DALLAS — It was a blueprint that the Dallas Mavericks used to capture the NBA championship during the 2010-11 season. It was also the formula that the San Antonio Spurs utilized en route to last season’s title.

Looking to make the extra pass each possession and showcasing stellar ball movement as a team, the Spurs had no problem sprinting past the Miami Heat in five games to hoist the Larry O’Brien trophy at the end of the ’13-14 campaign. It was a formula the Mavericks originated, however, when they also took down the Heat during the 2011 NBA Finals.

And with the additions of several key pieces to a core that already features 12-time All-Star Dirk Nowitzki, Mavs owner Mark Cuban says his new-look team will once again display a willingness to share the ball while providing depth to Dallas’ attack.

“Every guy that we added and every guy that we have is a willing passer. You know, we don’t have that guy that doesn’t want to pass the ball, and I’m hoping that’s what makes the difference more than does Dirk have to carry the load,” Cuban said last week in a radio interview with 105.3 FM The Fan.

Last season, the Mavericks finished ranked sixth while averaging 23.6 assists an outing, boosting an offensive attack that was built around Nowitzki in the high post. The Mavs also ranked eighth in the league in scoring, putting up 104.8 points an outing as five different players averaged in double figures.

Nowitzki was once again the leader of the cohort, averaging a team-high 21.7 points a game during his 80 appearances while connecting on 49.7 percent from the field, 39.8 percent from three-point range and 89.9 percent at the free-throw line to finish just shy of another 50-40-90 season. But, thanks to the emergence of 2-guard Monta Ellis last year and the summer signing of newcomer Chandler Parsons, Cuban says the Mavericks are poised for much more offensive success this upcoming season while requiring less from the face of the franchise.

“If you have enough guys who can contribute and the ball moves and you take the high-percentage shot, then anything is possible,” Cuban explained.

He added: “My hope is that we’re going to have a lot of guys able to score, because we’re moving the ball and we’re hitting the open man and Monta is attacking and kicking to the ball (out) and Chandler Parsons is attacking the basket.”

But will the Mavericks be less reliant on Nowitzki at the offensive end?

Looking to build a similar model for success as the Spurs did by supplying future Hall of Fame big man Tim Duncan with plenty of help, the Mavs will try to lighten Nowitzki’s burden by surrounding him with several other offensive options.
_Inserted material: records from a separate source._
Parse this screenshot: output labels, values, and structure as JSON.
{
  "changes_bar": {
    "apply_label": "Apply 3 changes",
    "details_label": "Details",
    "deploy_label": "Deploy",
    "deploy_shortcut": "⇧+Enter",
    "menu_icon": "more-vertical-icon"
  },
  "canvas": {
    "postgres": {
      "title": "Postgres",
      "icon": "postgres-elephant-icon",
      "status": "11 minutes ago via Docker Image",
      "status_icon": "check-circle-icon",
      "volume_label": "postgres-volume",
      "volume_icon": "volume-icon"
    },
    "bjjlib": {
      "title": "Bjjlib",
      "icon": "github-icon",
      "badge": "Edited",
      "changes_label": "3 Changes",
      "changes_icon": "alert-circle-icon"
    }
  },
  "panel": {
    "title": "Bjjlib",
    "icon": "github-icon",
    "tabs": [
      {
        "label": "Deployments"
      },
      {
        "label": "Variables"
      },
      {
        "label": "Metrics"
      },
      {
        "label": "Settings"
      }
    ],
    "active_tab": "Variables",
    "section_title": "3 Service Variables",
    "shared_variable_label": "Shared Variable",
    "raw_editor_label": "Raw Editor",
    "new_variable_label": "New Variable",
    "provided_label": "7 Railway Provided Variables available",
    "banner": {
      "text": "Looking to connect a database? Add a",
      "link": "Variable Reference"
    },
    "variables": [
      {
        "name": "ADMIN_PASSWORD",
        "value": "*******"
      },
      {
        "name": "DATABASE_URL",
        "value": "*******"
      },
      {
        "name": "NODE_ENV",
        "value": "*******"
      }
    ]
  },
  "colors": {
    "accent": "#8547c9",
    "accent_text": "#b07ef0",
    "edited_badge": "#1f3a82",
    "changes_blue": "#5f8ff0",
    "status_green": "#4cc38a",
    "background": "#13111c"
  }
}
The addition of Ellis last season proved to be a step in that direction, providing the Mavs with a 19-point scorer nightly and the team leader in assists at 5.7 an outing. Parsons also figures to alleviate some of the offensive responsibilities of Nowitzki after averaging a career-high 16.6 points per game, 5.5 rebounds and 4.0 assists an outing last season for Houston prior to signing with the Mavs this summer.
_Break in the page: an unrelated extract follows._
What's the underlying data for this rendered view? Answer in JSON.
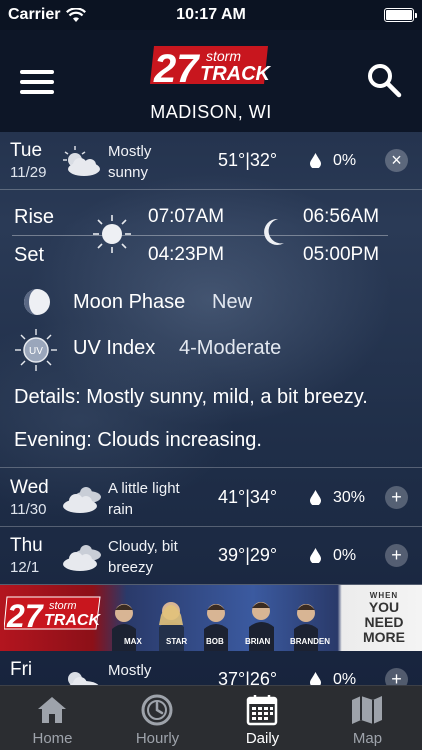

Still, as Cuban acknowledges, several unsung heroes will have to emerge in order for the Mavs to replicate what the Spurs were able to do last season as the Dallas team tries to recapture the title.

“Well, that’s the hope,” Cuban said when asked if the Mavs will be able to lighten the load on the 36-year-old Nowitzki’s broad shoulders. “That is really the hope. And you know what? I think part of the lesson from what we proved when we won and what San Antonio proved is it wasn’t Duncan getting that last-minute shot, right? It was Patty Mills and Danny Green and anybody being in a position to contribute. [Manu] Ginobili didn’t have a great series in the last couple. He had a great one against us (in the first round of the playoffs), but not afterwards. They were a good team and they moved the ball, they got the open shot and they were smart. I mean, literally, in the Finals, Patty Mills is sprinting up and doing pull-up threes. You know, it was almost like Nellie Ball. And I think the lesson there isn’t so much does one guy carry the load, but the lesson is can your team carry the load?”